Gabriel Connon FSC, acquired a six hectare lot on Ortigas Avenue in Mandaluyong City to relocate the De La Salle Novitiate from Baguio and to accommodate increasing requests for admission to the then De La Salle Grade School on Taft Avenue, Manila.) opened its door to two preschool-level sections and one section each for elementary school units one and two.

Its first Brother-Director was Brother Alphonsus Bloemen FSC who first came to teach in De La Salle College in Manila in 1940. was registered as non-stock, non-profit corporation with the Securities and Exchange Commission.
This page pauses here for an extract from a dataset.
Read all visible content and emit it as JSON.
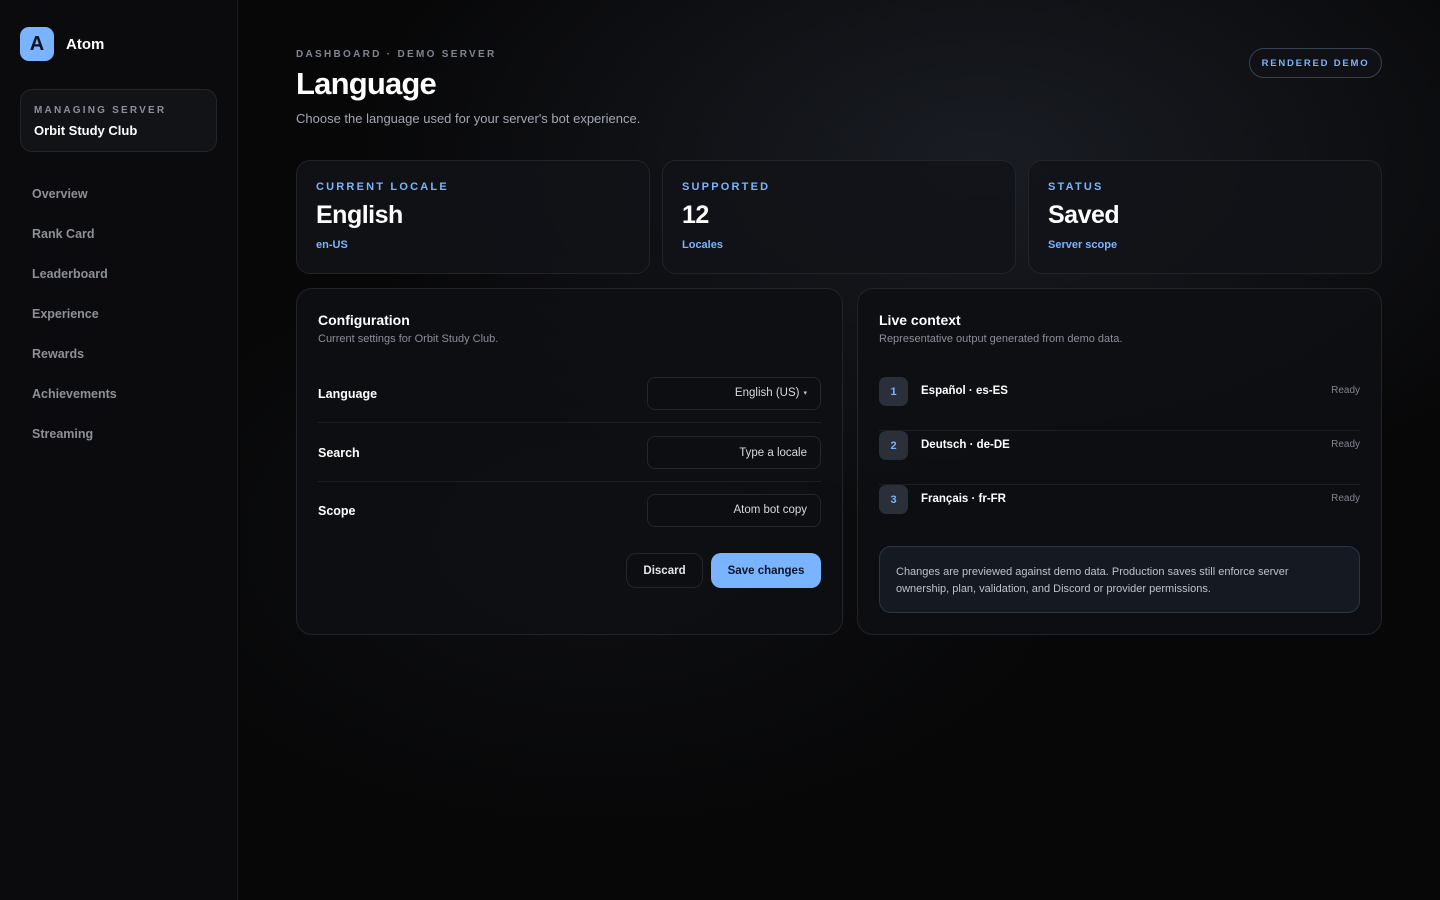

In 1968, when the De La Salle High School – Manila was made defunct, graduates of the De La Salle Grade School were transferred to the La Salle Green Hills High School, making La Salle Green Hills the high school of De La Salle University – Manila, until the establishment of the co-educational De La Salle-Santiago Zobel School in 1978.

I think that's one of the funds shared among the 17 Lasallian schools.

But if ever tuition fees are indeed shared among schools, I think USLS in Bacolod couldn't really be considered dependent (if not a contributor) to that "shared fund".

So let me rephrase my statement, De La Salle Philippines is awash with cash.

It is run by the Roman Catholic Brothers of the Christian Schools- Philippine District.

It was established in 1959 by the De La Salle Brothers led by the late Brother H.

Resources between the 17 schools are shared across DLSP becuase honestly speaking, the only big revenue generating La Salle schools are Manila, Dasma, Health Science, Benilde, Greenhills and Zobel.

Tuition to these schools are nothing compared to the other La Salle schools under DLSP.

Search for benildean online dating:

benildean online dating-53benildean online dating-25benildean online dating-84benildean online dating-21

Leave a Reply

Your email address will not be published. Required fields are marked *

One thought on “benildean online dating”

  1. Goffman (1963: 3) describes stigma as a “process of devaluation” of an individual and the exclusion from full societal acceptance, in which certain attributes are defined by others as discreditable or unworthy, resulting in the person stigmatised becoming “discounted” or “tainted”.